Quick Takes: New England Republicans Are Practically Extinct

* The political realignment that began with the Republican’s Southern Strategy is nearly complete.

New England’s shrinking Republican delegation in Congress is moving toward the brink of political extinction in November with Donald Trump at the top of the party’s ticket.

Only four Republicans remain in New England’s 33-member congressional delegation, and three are in competitive races this fall. The other, four-term Senator Susan Collins of Maine, doesn’t face re-election this year.

The so-called Rockefeller Republicans who once represented the region became a dying breed in the past few decades as the party moved to the right. Trump, with his controversies and bombastic demeanor, has complicated what was already a difficult task of getting re-elected for the region’s party members.

* Yesterday Martin wrote about the ways in which Donald Trump’s campaign is an extension of Mitt Romney’s. I thought about that when I read Ed Kilgore’s take on how the current nominee’s outreach to African Americans was really directed at white people. For example:

Trump’s fundamental pitch to African-Americans was the hoariest of all conservative cross-racial appeals: the “plantation” meme whereby black folk are scolded as suckers for supporting a Democratic Party interested only in their votes and in keeping them dependent on government.

Anyone else remember when Romney gave a speech to the NAACP in 2012? You have to at least give him credit for going there. Trump refuses to do so. But in talking about how he got booed for saying he would repeal Obamacare, Romney said this:

But I hope people understand this, your friends who like Obamacare, you remind them of this, if they want more stuff from government tell them to go vote for the other guy — more free stuff.

* Even Real Clear Politics has Hillary Clinton over the threshold of 270 electoral votes right now. Of their 9 remaining toss-up states, Clinton leads in 7 of them. Blowout anyone?

* For tweet-of-the-day, I nominate this one from Charlie Sykes on the shake-up of staff in the Trump campaign.

* Apparently the next great Clinton scandal has arrived: Pillowgate.

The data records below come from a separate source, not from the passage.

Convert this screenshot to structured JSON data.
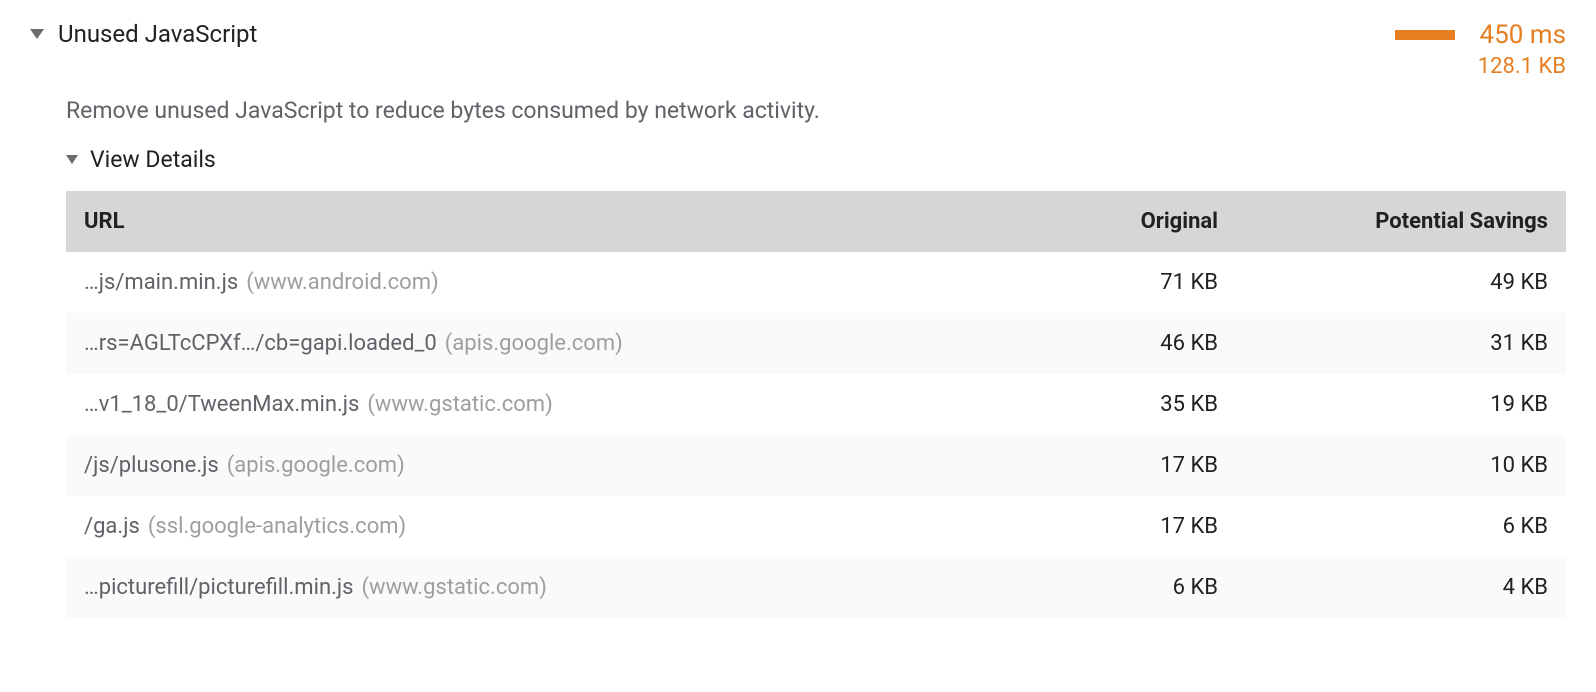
{
  "audit": {
    "title": "Unused JavaScript",
    "description": "Remove unused JavaScript to reduce bytes consumed by network activity.",
    "time_savings": "450 ms",
    "size_savings": "128.1 KB",
    "details_label": "View Details"
  },
  "table": {
    "headers": {
      "url": "URL",
      "original": "Original",
      "savings": "Potential Savings"
    },
    "rows": [
      {
        "path": "…js/main.min.js",
        "domain": "(www.android.com)",
        "original": "71 KB",
        "savings": "49 KB"
      },
      {
        "path": "…rs=AGLTcCPXf…/cb=gapi.loaded_0",
        "domain": "(apis.google.com)",
        "original": "46 KB",
        "savings": "31 KB"
      },
      {
        "path": "…v1_18_0/TweenMax.min.js",
        "domain": "(www.gstatic.com)",
        "original": "35 KB",
        "savings": "19 KB"
      },
      {
        "path": "/js/plusone.js",
        "domain": "(apis.google.com)",
        "original": "17 KB",
        "savings": "10 KB"
      },
      {
        "path": "/ga.js",
        "domain": "(ssl.google-analytics.com)",
        "original": "17 KB",
        "savings": "6 KB"
      },
      {
        "path": "…picturefill/picturefill.min.js",
        "domain": "(www.gstatic.com)",
        "original": "6 KB",
        "savings": "4 KB"
      }
    ]
  }
}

Hillary is being propped up by a pillow, and it’s hardly the first time this has happened. In fact, the former secretary of state used to include propping cushions on her list of demands during her lucrative time on the paid celebrity speaking circuit.

According to the Washington Post, for one speech at UCLA, a public university that she graciously offered a discounted rate of $300,000, Hillary demanded that “chairs be outfitted with two long, rectangular pillows — and that two cushions be kept backstage in case the chair was too deep and she needed additional back support.”

Oh my!!!

* Finally, here is a great story from Iran about the intersection of the arts, history and politics.

In a clandestine cultural breakthrough, a film about Anne Frank and the Holocaust was shown Sunday at a secret screening in Iran, whose Supreme Leader is a well-known Holocaust denier.

The documentary film, Anne Frank: Then and Now, was screened at a provincial theater full of film students and their professors. It didn’t have the approval of the authorities, and out of concern for the Iranians who risked imprisonment – or worse – for showing and attending the film, the names of those involved and the city where it was screened will not be disclosed. But Deadline has obtained photos of the theater verifying the authenticity of the event.

“Before the start of the screening, I did an introduction with an explanation about Anne Frank and the Holocaust,” the film’s Croatian director, Jakov Sedlar, told Deadline. “After the screening, I had a one-hour conversation with the audience. Those students never ever heard about Anne Frank; just two young people knew something about the Holocaust.

“We spoke a lot about the influence of art in today’s world,” he said. “At the end, one of students told me: ‘Thanks for teaching us about something new.’”

Nancy LeTourneau

Nancy LeTourneau is a contributing writer for the Washington Monthly.